Background: Despite recent improvements in malaria prevention strategies, malaria case management remains a weakness in Northern Nigeria, which is underserved and suffers the country's highest rates of under-five child mortality. Understanding malaria care-seeking patterns and comparing case management outcomes to World Health Organization (WHO) and Nigeria's National Malaria Control Programme (NMCP) guidelines are necessary to identify where policy and programmatic strategies should focus to prevent malaria mortality and morbidity. Methods: A cross-sectional survey based on lot quality assurance sampling was used to collect data on malaria care-seeking for children under five with fever in the last two weeks throughout Sokoto and Bauchi States. The survey assessed if the child received NMCP/WHO recommended case management: prompt treatment, a diagnostic blood test, and artemisinin-based combination therapy (ACT). Deviations from this pathway and location of treatment were also assessed. Lastly, logistic regression was used to assess predictors of seeking treatment. Results: Overall, 76.7% of children were brought to treatment-45.5% to a patent medicine vendor and 43.8% to a health facility. Of children brought to treatment, 61.5% sought treatment promptly, but only 9.8% received a diagnostic blood test and 7.2% received a prompt ACT. When assessing adherence to the complete case management pathway, only 1.0% of children received NMCP/WHO recommended treatment. When compared to other treatment locations, health facilities provided the greatest proportion of children with NMCP/WHO recommended treatment. Lastly, children 7-59 months old were at 1.74 (p = 0.003) greater odds of receiving treatment than children ≤6 months. Conclusions: Northern Nigeria's coverage rates of NMCP/WHO standard malaria case management for children under five with fever fall short of the NMCP goal of 80% coverage by 2010 and universal coverage thereafter. Given the ability to treat a child with malaria differs greatly between treatment locations, policy and logistics planning should address the shortages of essential malaria supplies in recommended and frequently accessed treatment locations. Particular emphasis should be placed on integrating the private sector into standardized care and educating caregivers on the necessity for testing before treatment and the availability of free ACT in public health facilities for uncomplicated malaria.

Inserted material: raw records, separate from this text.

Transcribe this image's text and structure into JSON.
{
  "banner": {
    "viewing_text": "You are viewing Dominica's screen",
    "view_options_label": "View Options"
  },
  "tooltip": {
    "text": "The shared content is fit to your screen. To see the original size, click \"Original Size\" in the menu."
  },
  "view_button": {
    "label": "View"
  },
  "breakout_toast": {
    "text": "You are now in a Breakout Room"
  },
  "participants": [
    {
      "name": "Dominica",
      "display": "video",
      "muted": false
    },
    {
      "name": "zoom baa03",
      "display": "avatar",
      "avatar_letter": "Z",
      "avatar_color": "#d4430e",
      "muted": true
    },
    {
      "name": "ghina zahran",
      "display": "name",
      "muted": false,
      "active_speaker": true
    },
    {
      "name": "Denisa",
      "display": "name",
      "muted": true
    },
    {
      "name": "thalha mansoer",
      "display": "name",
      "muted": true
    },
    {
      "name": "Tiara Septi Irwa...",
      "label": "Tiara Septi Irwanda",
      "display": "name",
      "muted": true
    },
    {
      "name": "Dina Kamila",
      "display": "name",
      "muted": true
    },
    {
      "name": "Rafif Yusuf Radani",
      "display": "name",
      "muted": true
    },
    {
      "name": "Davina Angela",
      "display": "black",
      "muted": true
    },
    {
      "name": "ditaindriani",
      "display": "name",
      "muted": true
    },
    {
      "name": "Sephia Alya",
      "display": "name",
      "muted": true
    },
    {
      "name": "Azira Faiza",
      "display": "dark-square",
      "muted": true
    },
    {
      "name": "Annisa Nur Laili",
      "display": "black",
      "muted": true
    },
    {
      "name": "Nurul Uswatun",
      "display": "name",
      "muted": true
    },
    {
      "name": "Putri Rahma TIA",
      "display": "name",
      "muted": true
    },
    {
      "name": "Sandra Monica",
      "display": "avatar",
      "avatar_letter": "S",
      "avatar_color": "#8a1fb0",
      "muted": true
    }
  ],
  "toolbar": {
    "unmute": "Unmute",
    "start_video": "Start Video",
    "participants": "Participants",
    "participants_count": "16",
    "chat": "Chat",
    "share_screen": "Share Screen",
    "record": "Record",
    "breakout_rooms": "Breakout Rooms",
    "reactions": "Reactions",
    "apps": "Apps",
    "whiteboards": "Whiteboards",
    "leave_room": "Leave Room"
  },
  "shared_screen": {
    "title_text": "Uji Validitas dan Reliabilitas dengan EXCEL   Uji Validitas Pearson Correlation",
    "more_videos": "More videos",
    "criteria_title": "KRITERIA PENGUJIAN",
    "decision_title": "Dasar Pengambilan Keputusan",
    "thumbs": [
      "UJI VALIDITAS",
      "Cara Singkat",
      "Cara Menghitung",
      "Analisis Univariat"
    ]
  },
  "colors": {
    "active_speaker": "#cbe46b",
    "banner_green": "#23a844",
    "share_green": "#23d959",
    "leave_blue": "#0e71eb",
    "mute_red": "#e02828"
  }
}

- Artemisinin-based combination therapy
- Children under five
- Diagnostic test
ASJC Scopus subject areas
- Infectious Diseases